The following meals will be served Dec. 17 through Dec. 21. The secondary schools also have available daily: Main dish second choices, chef's salad, combo lunches and choice of vegetables and dessert. The breakfast menu is offered only to students in USD 428. Menus are subject to change without notice. Milk served with all meals. All meals as offered meet USDA nutritional guidelines.
The following well-balanced and nutritious Friendship Meals will be served for lunch at the Great Bend Senior Center, 2005 Kansas Ave. Meals are served with milk; donations for coffee and tea are accepted.
St. John National Bank announces the promotion of Chad D. Fisher to President & CEO, Brenda Mansel Reno to Executive Vice President and Dianna L. Fisher to Cashier & Chief Information Officer. Chairman of the Board J.D. Hager, Jr. states, "We feel the new leadership team will continue and enhance our mission at SJNB to build lasting relationships with the customers and communities we serve. We are all so pleased to announce the recent promotions from within our organization".
Sigma Alpha Lambda announces that Ian T. Sheppard of Great Bend has recently become recognized as a member of Sigma Alpha Lambda, National Leadership and Honors Organization at the University of Kansas. Sigma Alpha Lambda is a national leadership and honors organization dedicated to promoting and rewarding academic achievement and providing members with opportunities for community service, personal development, and lifelong professional fulfillment.
People who feed birds often curse them, but for viewing fun, you can't beat a fox squirrel. With tree branches stripped of leaves, these furry aerialists' antics are easily viewed from the comfort of your home during the winter season.
December 16, 2012|
By Pam Martin
Kansas Department Wildlife, Parks and Tourism educator

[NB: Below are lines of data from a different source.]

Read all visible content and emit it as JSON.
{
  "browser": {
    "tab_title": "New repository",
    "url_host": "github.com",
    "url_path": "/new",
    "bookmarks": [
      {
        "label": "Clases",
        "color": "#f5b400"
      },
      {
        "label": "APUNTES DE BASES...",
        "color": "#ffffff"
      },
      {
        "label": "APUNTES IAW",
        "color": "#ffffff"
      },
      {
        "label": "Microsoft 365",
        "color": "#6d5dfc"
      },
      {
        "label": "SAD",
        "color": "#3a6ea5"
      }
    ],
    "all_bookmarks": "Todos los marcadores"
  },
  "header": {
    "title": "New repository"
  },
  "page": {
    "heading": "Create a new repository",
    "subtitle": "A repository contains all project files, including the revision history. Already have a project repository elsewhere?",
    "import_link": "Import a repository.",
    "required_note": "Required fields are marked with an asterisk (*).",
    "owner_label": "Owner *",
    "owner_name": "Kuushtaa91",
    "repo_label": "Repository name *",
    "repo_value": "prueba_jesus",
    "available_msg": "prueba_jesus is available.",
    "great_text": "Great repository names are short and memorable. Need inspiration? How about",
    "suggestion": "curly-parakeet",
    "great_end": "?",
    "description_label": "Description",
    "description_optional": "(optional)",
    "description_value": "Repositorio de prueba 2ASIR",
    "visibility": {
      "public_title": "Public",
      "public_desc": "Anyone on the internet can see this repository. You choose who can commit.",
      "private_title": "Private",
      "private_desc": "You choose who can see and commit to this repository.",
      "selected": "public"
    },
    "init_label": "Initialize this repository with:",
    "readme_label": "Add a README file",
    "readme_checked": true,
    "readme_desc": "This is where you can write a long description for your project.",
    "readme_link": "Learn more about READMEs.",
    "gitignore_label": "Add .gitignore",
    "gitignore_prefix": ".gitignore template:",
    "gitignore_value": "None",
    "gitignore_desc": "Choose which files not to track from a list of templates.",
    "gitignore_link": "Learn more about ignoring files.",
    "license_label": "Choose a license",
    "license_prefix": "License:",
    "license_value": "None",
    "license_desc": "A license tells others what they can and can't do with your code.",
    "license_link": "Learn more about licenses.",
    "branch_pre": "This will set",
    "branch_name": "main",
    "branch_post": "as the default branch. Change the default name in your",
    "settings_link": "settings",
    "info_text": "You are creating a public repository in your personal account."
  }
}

As a former Marine Corps combat engineer, I appreciate Army general George S. Patton, Jr. Just before his troops stormed Normandy beaches to help liberate Europe, he gave them a rousing speech. The general reminded them that they had all "admired the champion marble player, the fastest runner . . . and the All-American football players." General Patton's inspirational point? "Americans love a winner."
2012 is almost history and 2013 is just around the corner. Top Ten lists will start coming out soon. In order to beat the holiday rush, let's use this column to take a look at the top ten stories in Kansas regarding agriculture. This is just one person's opinion and I welcome any discussion and input.
The Board of Barton County Commissioners will meet at 9 a.m. on Monday. Items on the agenda include amendment of the 2012 Barton County operating budget and Environmental Management nuisance complaint.
For something to be a scandal doesn't it have to be shocking? Doesn't it have to be surprising? That the leaders of FIFA, the governing body of worldwide soccer have been indicted for racketeering and bribery and money laundering certainly doesn't qualify then. There is nothing shocking or surprising about it. In fact, haven't we all said, "Ho hum, what else is new?"
NEW YORK- Royals manager Ned Yost said Wednesday that Alex Rios, on a rehab assignment at Triple-A Omaha, will be re-evaluated on Thursday and could rejoin the team on Friday in Chicago for the series opener against the Cubs.
NEW YORK- Alex Rodriguez belted a go-ahead three-run homer and right-hander Michael Pineda delivered 6 2/3 superb innings as the Yankees completed a three-game sweep of the Royals with a 4-2 victory on Wednesday at Yankee Stadium.
Due to heavy rains today's 2-1A state baseball championships have been postponed to a noon start. "We will immediately play the next game after," said Christina Hayes of the Great Bend Rec Commission. "Depending on how long the games take, we might or might not be on schedule." "The games will be possible in Great Bend, other locations might not be so lucky," said Jeremy Holliday, KSHSAA official.
Developments on the women-in-combat front are cause for concern, even for leftists that have made cognitive dissonance a way of life, because the women don't seem to be holding up their end of the ideological bargain.
Between 500 and 1100 CE the treeless western Kansas plains were inhabited by people who made pottery and used spear throwers and the bow and arrow. They lived in small temporary houses with round packed-earth floors and ate deer, bison, pronghorn, fish, and small mammals. The Kansas Historical Society and the Kansas Anthropological Association will hold the annual Kansas Archeology Training Program (KATP) field school June 5-20 at a High Plains prehistoric village site located west of Hays in Ellis County.